Bibliophile reviews Embers (literature)

Author: Sándor Márai
Original title: A gyertyák csonkig egnék (Hungarian)
Translated into English by: Carol Brown Janeway
Published: 1942 (original), 2003 (translation)
Genre: Literature

Excerpt from Embers

It’s 1941 and an old general is living alone with his servants in a castle in the Carpathian forest. One day an old friend of his announces his arrival, and old memories bubble to the surface. The friend listens while the general talks about their childhood friendship and the events that led to the friend’s departure 41 years before.

This novel is a bit unusual in its set-up in that nearly two-thirds of the story is a monologue by one of the main characters. The interjections by the other main character are so few and short that it can’t really be called a dialogue. The first third of the story is scene setting, descriptions of people, places and situations, told in a conventional style. The story is slow, almost painfully so at times. The language is flowing, almost sensuous, and makes up for the slowness of the story. The translation, while I can not judge how accurate it is, is beautifully rendered and it is only in a few places that you can see it is a translation.

From the start, the general makes it clear that he is intent to be revenged on his friend for something he did, but for readers who expect blood or fury, this story will be a disappointment. The general’s monologue, besides being reminiscences of past events, is also a philosophical discourse about love and hate, the nature of friendship, of otherness, of revenge and forgiveness.

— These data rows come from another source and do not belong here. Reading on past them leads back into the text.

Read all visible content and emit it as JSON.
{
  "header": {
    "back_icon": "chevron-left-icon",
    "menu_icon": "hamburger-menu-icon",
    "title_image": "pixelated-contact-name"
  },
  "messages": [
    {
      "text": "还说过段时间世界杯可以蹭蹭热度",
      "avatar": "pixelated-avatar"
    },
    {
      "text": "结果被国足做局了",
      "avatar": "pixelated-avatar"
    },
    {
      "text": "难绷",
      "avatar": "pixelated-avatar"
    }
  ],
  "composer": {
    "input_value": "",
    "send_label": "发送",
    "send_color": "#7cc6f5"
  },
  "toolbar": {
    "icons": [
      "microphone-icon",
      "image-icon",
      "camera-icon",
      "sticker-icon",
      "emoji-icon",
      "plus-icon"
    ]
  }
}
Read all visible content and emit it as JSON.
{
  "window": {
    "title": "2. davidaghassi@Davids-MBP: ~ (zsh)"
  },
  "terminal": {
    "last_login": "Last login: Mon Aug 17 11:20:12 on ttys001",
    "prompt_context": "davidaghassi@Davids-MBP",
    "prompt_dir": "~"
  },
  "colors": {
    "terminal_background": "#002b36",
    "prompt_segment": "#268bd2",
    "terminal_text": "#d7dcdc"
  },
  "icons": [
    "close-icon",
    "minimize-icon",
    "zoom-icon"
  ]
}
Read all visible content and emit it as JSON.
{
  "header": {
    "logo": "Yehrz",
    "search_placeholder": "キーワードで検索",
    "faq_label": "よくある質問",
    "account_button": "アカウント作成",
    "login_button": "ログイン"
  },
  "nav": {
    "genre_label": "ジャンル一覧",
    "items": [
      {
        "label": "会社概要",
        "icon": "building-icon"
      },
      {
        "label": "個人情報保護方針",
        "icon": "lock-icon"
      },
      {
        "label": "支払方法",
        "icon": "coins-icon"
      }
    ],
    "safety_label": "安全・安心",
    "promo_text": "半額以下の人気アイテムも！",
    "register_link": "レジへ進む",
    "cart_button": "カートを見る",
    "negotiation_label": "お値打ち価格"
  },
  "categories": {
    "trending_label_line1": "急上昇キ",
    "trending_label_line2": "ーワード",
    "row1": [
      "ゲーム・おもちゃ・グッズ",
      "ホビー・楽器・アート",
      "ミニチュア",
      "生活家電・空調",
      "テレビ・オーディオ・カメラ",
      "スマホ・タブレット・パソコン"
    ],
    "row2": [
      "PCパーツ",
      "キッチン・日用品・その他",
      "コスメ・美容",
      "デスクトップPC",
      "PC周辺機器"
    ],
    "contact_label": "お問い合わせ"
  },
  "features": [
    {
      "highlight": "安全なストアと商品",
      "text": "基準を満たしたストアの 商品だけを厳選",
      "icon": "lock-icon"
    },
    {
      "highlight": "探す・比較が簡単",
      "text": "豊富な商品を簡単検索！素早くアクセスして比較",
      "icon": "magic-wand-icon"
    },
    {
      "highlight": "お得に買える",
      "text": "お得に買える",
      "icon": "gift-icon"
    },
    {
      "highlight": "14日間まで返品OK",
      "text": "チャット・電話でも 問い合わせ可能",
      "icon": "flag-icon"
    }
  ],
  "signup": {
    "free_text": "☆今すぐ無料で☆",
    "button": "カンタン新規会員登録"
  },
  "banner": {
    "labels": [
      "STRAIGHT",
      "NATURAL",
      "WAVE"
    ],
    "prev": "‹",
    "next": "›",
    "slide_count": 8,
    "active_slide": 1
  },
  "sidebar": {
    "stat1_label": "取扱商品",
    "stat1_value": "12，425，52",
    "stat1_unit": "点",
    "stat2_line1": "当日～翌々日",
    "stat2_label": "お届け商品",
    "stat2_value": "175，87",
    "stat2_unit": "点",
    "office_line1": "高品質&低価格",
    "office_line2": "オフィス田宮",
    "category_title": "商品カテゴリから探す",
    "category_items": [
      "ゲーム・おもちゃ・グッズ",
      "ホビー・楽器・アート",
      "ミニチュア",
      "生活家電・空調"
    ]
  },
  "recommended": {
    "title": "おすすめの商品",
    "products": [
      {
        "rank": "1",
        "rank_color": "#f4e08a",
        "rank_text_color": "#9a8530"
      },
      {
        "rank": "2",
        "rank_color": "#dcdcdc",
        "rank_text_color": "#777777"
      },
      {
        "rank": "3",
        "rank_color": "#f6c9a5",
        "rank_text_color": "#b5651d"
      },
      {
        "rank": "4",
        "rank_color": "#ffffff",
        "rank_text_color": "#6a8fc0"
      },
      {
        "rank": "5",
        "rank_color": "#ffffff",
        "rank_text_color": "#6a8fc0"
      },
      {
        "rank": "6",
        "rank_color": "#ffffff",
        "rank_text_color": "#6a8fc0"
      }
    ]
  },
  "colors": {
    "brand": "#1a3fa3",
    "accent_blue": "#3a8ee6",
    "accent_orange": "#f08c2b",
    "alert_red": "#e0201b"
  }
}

Read it for the language or for the cultural insights, but if you expect action, you will be sorely disappointed, because while there is plenty of emotion, there is no action to speak of. 3 stars.


Popular Posts